*** Record extracts ***
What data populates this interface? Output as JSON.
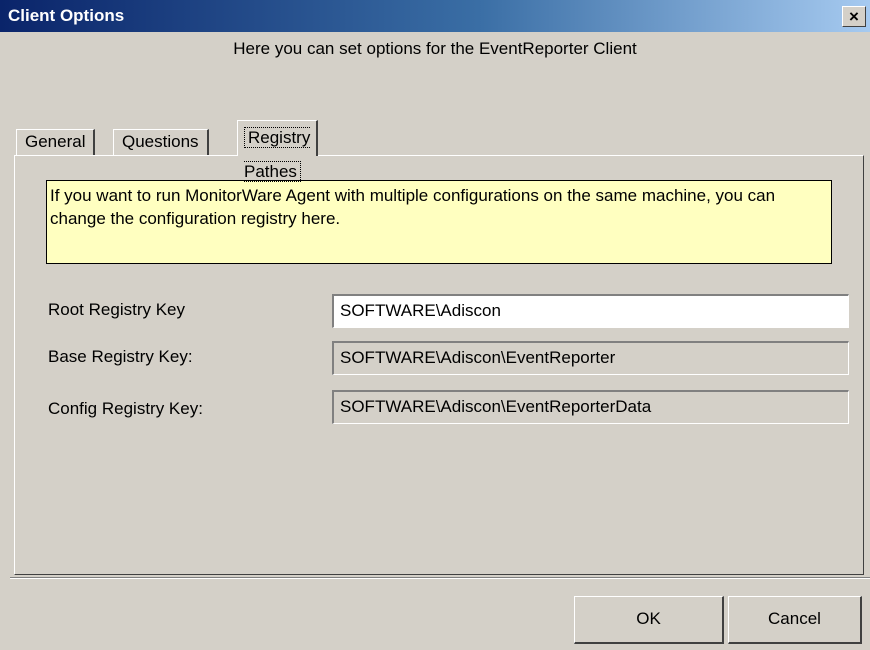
{
  "window": {
    "title": "Client Options",
    "close_icon": "close-icon",
    "close_glyph": "×",
    "subtitle": "Here you can set options for the EventReporter Client"
  },
  "tabs": [
    {
      "label": "General",
      "active": false
    },
    {
      "label": "Questions",
      "active": false
    },
    {
      "label": "Registry Pathes",
      "active": true
    }
  ],
  "panel": {
    "info_text": "If you want to run MonitorWare Agent with multiple configurations on the same machine, you can change the configuration registry here.",
    "fields": [
      {
        "label": "Root Registry Key",
        "value": "SOFTWARE\\Adiscon",
        "editable": true
      },
      {
        "label": "Base Registry Key:",
        "value": "SOFTWARE\\Adiscon\\EventReporter",
        "editable": false
      },
      {
        "label": "Config Registry Key:",
        "value": "SOFTWARE\\Adiscon\\EventReporterData",
        "editable": false
      }
    ]
  },
  "buttons": {
    "ok": "OK",
    "cancel": "Cancel"
  },
  "colors": {
    "info_background": "#ffffc0",
    "titlebar_start": "#0a246a",
    "face": "#d4d0c8"
  }
}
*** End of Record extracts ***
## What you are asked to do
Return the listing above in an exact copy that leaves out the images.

## Exercise answer
What data populates this interface? Output as JSON.
{
  "window": {
    "title": "Client Options",
    "close_icon": "close-icon",
    "close_glyph": "×",
    "subtitle": "Here you can set options for the EventReporter Client"
  },
  "tabs": [
    {
      "label": "General",
      "active": false
    },
    {
      "label": "Questions",
      "active": false
    },
    {
      "label": "Registry Pathes",
      "active": true
    }
  ],
  "panel": {
    "info_text": "If you want to run MonitorWare Agent with multiple configurations on the same machine, you can change the configuration registry here.",
    "fields": [
      {
        "label": "Root Registry Key",
        "value": "SOFTWARE\\Adiscon",
        "editable": true
      },
      {
        "label": "Base Registry Key:",
        "value": "SOFTWARE\\Adiscon\\EventReporter",
        "editable": false
      },
      {
        "label": "Config Registry Key:",
        "value": "SOFTWARE\\Adiscon\\EventReporterData",
        "editable": false
      }
    ]
  },
  "buttons": {
    "ok": "OK",
    "cancel": "Cancel"
  },
  "colors": {
    "info_background": "#ffffc0",
    "titlebar_start": "#0a246a",
    "face": "#d4d0c8"
  }
}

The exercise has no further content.